|Cooperative Classification||H01L2924/10162, H01L2224/05553, H01L2924/181, H01L24/48, H01L24/49, H01L2924/01014, H01L2924/01028, H01L21/4821, H01L2924/01078, H01L23/49582, H05K3/3426, H01L2924/01046, H01L2924/01029, H01L2924/01079, H01L2224/49175, H01L2924/01013, H01L2224/45144, H01L2224/45124, H01L2924/14, H01L2224/48465, H01L23/49579, H01L2224/48091, H01L2924/01327, H01L24/45, H01L2224/48247, H01L2924/10253|
|European Classification||H01L23/495M1, H01L23/495M, H01L21/48C3|
|Jun 27, 2008||FPAY||Fee payment|
Year of fee payment: 4
|Jun 13, 2012||FPAY||Fee payment|
Year of fee payment: 8

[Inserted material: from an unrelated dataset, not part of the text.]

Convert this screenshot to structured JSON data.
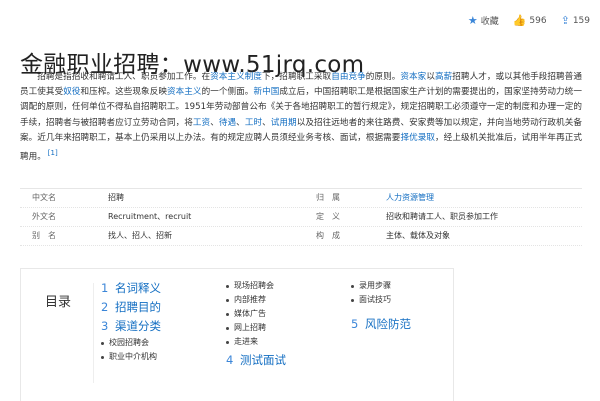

|May 12, 2016||AS||Assignment|
Owner name: U.S. BANK NATIONAL ASSOCIATION, AS COLLATERAL AGEN
Free format text: SECURITY INTEREST;ASSIGNOR:MICRON TECHNOLOGY, INC.;REEL/FRAME:038669/0001
Effective date: 20160426
|Jun 2, 2016||AS||Assignment|
Owner name: MORGAN STANLEY SENIOR FUNDING, INC., AS COLLATERAL
Free format text: PATENT SECURITY AGREEMENT;ASSIGNOR:MICRON TECHNOLOGY, INC.;REEL/FRAME:038954/0001
Effective date: 20160426
|Aug 19, 2016||REMI||Maintenance fee reminder mailed|
|Jan 11, 2017||LAPS||Lapse for failure to pay maintenance fees|
|Feb 28, 2017||FP||Expired due to failure to pay maintenance fee|
Effective date: 20170111